parody. We love [action] films. We love horror films, too. We like to
think of them as love letters to the genre.”
Attack the Block is being advertised as being
from the makers of Shaun of the Dead and Hot Fuzz and that is
true – though it is from the B-team behind those films. Co-writer/star
Simon Pegg is not involved at all, co-writer/director
Edgar Wright just has a production credit here and co-star Frost takes on a
supporting role. Writer/director Joe Cornish was an actor in the other two
films – although only in Hot Fuzz did he have a significant role.
Cornish is an up-and-comer, though. He also wrote the upcoming Spielberg
production of The Adventures of Tin-Tin and a planned Marvel comic
film of Ant-Man.
Attack the Block does capture
the anarchic genre humor of the previous movies despite a different
behind-the-scenes look. It is enjoyably quirky and British just like the
other films, a fun mixture of sci-fi, action and comedy. It even stumbles
in some of the same ways – the violence is a little too intense for a comedy
and some of the funny parts are played a bit too seriously.
Yet, in many ways,
Attack the Block has a rather simple premise.
Killer aliens attack a run-down pension house in London and a gang of hoods
have to fight off the creatures and save their block.
It’s a funny idea and mostly well done. It’s cheesy
somewhat; particularly the aliens, which look like huge
fluffy black dogs with no eyes and
teeth. Still they are fast and they are hungry and they are looking
to take our heroes (and everyone else) down.
The problem is, though, I have to admit I never got
over my first impression of these gang members. They are first introduced
with five of them robbing a single woman for her cell phone. Then they
decide they are going to kill an incapacitated creature with
provocation other than the fact it landed near them. Then they carry the
carcass around and try to sell it to a drug dealer.
No matter what these guys do afterwards, no matter how
brave it may have been, no matter the fact that they even eventually save
and befriend their mugging victim, I couldn’t get over my initial sense that
they were just a bunch of thugs. In fact, it turns out eventually that

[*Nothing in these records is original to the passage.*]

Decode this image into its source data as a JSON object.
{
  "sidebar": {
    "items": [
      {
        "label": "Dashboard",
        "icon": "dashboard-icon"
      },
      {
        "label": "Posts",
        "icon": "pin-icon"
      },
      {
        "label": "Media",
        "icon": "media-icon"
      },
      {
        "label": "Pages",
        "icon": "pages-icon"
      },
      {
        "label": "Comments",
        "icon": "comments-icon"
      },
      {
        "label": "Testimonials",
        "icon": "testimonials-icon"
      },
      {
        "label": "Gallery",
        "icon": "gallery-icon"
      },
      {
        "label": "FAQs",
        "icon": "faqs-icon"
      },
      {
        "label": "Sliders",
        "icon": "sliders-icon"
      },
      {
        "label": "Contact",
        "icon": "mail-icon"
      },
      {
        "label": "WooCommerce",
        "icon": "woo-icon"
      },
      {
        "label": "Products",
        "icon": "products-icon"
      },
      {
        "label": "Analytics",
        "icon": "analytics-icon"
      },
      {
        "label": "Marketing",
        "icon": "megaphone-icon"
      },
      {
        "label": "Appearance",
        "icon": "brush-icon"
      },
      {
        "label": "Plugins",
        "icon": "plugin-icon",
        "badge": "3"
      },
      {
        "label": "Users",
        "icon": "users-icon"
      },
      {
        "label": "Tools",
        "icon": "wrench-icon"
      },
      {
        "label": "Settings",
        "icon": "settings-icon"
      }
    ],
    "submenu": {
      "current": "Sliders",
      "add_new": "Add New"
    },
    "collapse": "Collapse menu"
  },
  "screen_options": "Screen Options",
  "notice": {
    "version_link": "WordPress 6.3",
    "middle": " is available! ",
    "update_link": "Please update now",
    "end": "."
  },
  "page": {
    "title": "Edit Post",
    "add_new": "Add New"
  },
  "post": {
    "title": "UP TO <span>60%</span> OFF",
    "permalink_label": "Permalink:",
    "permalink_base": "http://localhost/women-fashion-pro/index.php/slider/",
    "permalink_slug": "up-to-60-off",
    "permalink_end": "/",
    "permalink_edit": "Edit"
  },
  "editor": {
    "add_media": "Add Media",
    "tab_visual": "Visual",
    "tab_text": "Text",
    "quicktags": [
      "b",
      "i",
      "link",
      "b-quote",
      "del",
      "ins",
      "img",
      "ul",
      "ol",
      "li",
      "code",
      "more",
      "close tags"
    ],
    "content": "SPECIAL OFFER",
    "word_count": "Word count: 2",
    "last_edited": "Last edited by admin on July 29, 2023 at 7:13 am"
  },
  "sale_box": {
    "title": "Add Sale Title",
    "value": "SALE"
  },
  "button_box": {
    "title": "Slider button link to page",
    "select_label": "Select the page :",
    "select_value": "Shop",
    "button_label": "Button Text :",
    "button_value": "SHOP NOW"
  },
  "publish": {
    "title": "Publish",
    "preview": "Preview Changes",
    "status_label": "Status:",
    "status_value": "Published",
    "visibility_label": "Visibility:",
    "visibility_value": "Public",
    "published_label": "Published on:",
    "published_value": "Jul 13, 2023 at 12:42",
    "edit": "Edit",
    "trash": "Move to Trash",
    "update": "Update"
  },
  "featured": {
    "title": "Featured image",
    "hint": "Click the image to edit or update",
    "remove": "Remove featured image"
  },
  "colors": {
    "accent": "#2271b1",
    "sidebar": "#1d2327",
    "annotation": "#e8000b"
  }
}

their building is specifically being targeted specifically because of these
kids’ tough-guy acts.
I was at a screening filled with both film critics and
normal people and through the audience reactions to the film, I get the
feeling that I was in the minority in this reservation. However, while it
didn’t totally ruin the film for me, it made it kind of hard to root for the
supposed “good guys.”
Yet, despite this fact, I do have to say that Attack
the Block is quite good as an
audience-pleaser. It does work better as a comedy than as a horror film,
but the movie works overall surprisingly well.
Jay S. Jacobs
Copyright ©2011 PopEntertainment.com.
All rights reserved. Posted: July 27, 2011.